Assemblywoman Shirley N. Weber (D-San Diego) has introduced Assembly Bill 1220 to extend the time period for teachers to earn the strong job protections of tenure from two to three years.
A previous effort to extend the probationary period, led by then-Gov. Arnold Schwarzenegger, failed at the ballot box. A lawsuit, Vergara vs. California, to do away with current tenure rules and some other teacher job protections prevailed at the trial court level in Los Angeles, then was overturned on appeal.
Weber's proposed extension would bring California more in line with many other states, and some union leaders could accept the change with minimal protest. But they are not likely to give ground without a corresponding gain on another front.
One such possibility emerged last week, when the local teachers union, United Teachers Los Angeles, highlighted bills intended to clip the wings of charter schools — targeting their growth and public accountability.
But charter schools — which are taxpayer-funded, privately operated public schools — would have something to say about that. Like the teachers unions, the state charter association is a powerful special interest group. Its legislative agenda includes supporting or opposing bills that run directly counter to what the unions want.
One bill on its wish list is being assembled in final form by state Sen. Scott Wiener (D-San Francisco). It would put charters first in line to acquire surplus property being sold or given away by a local school district, according to the California Charter Schools Assn. Finding adequate, affordable locations for charter schools has been a persistent problem.
Most of those who fail the California bar in their first attempt eventually pass the bar on the second or third try. After each attempt, however, these graduates do not learn to be better lawyers, they simply learn how to beat the test.
And the damage done from the initial failure can be great. In addition to the financial costs, they may find themselves timed out of promising professional opportunities that never reappear. Finally, there are the emotional and psychological costs that are possibly the most overwhelming consequence of even one failed attempt.

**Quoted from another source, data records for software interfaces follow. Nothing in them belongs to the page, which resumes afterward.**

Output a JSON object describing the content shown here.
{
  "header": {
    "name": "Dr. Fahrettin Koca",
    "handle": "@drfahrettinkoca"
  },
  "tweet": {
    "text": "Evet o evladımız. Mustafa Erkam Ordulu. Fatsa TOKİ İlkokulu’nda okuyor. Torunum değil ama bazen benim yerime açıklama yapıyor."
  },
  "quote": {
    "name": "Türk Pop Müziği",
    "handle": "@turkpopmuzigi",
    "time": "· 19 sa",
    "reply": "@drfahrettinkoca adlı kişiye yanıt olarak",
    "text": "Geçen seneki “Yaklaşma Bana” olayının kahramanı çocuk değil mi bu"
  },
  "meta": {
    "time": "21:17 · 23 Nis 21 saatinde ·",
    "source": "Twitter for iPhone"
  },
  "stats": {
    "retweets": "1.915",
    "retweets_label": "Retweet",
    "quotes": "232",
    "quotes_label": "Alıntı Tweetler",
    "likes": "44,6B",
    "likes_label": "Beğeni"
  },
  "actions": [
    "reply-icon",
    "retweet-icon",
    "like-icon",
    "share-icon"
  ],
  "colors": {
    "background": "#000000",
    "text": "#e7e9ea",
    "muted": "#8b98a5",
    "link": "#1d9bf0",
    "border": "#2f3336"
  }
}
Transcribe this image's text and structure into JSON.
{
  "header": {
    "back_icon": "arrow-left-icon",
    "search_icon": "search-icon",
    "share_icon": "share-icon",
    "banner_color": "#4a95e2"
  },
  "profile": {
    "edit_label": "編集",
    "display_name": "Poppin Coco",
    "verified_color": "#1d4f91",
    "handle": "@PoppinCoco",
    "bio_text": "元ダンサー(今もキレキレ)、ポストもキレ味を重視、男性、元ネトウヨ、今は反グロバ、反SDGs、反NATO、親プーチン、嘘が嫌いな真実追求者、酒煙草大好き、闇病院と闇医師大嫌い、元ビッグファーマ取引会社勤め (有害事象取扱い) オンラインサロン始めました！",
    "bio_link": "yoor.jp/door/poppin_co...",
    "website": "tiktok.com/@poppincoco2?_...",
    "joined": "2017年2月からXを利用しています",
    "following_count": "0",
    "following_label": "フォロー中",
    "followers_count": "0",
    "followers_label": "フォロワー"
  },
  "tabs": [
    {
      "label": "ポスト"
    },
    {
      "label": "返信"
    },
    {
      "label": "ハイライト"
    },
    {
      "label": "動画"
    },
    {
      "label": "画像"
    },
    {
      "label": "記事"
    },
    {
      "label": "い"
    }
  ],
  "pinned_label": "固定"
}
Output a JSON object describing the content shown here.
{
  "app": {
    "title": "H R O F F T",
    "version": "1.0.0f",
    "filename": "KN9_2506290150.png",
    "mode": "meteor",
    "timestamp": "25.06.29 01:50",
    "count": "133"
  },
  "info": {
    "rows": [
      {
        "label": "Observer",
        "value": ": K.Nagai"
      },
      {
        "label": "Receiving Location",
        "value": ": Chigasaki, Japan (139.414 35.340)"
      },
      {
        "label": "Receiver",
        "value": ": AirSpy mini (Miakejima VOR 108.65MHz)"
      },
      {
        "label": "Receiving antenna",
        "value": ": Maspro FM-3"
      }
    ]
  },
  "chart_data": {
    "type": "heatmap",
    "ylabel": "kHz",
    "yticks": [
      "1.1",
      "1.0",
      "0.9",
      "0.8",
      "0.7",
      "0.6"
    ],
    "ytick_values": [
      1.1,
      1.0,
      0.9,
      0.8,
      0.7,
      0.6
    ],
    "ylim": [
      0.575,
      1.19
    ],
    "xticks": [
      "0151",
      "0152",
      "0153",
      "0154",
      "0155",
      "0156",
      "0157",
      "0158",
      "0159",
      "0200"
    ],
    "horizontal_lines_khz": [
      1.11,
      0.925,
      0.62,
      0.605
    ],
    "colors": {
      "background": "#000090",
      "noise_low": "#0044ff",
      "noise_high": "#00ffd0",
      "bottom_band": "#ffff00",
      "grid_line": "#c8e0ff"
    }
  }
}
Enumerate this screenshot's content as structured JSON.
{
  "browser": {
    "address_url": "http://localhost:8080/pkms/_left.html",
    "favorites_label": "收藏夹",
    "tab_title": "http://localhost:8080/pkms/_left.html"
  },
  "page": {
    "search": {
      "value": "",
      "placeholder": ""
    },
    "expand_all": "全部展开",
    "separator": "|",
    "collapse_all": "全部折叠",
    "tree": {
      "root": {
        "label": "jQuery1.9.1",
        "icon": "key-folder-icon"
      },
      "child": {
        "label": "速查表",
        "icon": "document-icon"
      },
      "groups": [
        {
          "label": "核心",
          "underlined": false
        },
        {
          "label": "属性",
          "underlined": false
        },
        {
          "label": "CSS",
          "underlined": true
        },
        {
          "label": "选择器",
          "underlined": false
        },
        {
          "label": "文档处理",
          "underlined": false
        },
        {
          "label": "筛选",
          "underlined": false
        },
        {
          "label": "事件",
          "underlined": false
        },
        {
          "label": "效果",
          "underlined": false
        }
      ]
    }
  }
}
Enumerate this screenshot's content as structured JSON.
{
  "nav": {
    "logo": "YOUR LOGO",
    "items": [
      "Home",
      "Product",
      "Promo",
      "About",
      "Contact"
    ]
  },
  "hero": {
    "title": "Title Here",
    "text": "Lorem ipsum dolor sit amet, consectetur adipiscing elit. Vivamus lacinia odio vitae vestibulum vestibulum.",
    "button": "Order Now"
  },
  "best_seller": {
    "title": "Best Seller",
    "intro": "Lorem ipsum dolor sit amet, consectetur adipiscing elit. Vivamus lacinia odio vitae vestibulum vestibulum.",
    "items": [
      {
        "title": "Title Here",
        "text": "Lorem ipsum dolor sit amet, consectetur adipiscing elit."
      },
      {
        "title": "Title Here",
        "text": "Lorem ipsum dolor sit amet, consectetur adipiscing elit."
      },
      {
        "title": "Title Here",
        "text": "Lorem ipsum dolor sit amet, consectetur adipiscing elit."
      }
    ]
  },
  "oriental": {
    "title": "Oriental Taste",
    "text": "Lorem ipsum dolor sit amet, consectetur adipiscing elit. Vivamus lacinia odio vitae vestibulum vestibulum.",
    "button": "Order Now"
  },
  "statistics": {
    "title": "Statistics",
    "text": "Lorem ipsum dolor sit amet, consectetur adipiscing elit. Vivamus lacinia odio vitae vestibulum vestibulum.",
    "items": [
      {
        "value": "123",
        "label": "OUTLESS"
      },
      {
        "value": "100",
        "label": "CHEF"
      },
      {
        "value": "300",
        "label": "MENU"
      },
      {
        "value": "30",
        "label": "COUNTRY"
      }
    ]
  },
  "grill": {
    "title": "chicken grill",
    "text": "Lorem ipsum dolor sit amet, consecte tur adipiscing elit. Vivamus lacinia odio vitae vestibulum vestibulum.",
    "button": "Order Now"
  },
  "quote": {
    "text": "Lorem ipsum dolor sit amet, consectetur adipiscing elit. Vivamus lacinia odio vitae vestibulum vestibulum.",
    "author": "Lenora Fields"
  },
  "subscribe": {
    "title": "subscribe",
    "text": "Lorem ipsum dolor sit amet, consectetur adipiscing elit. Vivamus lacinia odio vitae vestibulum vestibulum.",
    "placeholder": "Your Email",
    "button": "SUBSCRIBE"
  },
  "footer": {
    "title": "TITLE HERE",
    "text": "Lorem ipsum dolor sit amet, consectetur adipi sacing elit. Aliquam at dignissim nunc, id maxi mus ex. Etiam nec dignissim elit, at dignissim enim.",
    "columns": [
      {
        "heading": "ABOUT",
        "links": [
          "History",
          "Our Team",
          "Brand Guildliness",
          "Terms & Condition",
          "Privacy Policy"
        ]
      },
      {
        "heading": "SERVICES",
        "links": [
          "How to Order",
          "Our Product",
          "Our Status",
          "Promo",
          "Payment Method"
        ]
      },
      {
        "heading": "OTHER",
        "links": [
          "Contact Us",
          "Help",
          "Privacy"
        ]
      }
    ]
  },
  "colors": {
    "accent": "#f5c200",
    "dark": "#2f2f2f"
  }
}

A 15-year-old Santa Monica High School student died over the weekend after taking the drug LSD and falling from an apartment building balcony, school officials said Monday.
In a letter addressed to parents and family members, Principal Antonio Shelton said freshman Andre Zuczek died from major brain trauma.
In and around Los Angeles:
- Four social workers will stand trial for the death of an 8-year-old boy, a Los Angeles County judge ruled.
- There's a dispute over how L.A. Unified spends money meant for its neediest students.
- A Santa Monica High School student died after trying LSD.
- One legislator wants to tax millionaires to make California's public colleges tuition-free.
No one questions that students at La Salle Avenue Elementary, with their low academic achievement, could use a hand up.
A civic coalition spearheaded by United Way of Greater Los Angeles puts the South L.A. campus at the very top of schools needing more services and attention; the L.A. Unified School District, however, puts the school at 293rd on its need index out of some 1,000 campuses, according to advocates.
That dichotomy is at the heart of two just-released reports, an ongoing lawsuit and a now yearly push to change the way the nation’s second-largest school district does business.
This dispute is over extra money the state provides to get extra help to the students it deems need it most: foster children, those from low-income backgrounds and those learning English. It adds up to about $1.1 billion per year for L.A. Unified.
“If you have students who are are generating those dollars, they should be the ones receiving services from those dollars,” said Sara Mooney, education program officer for the local United Way.
District officials said they still were reviewing the new research on Monday and the input from outside groups.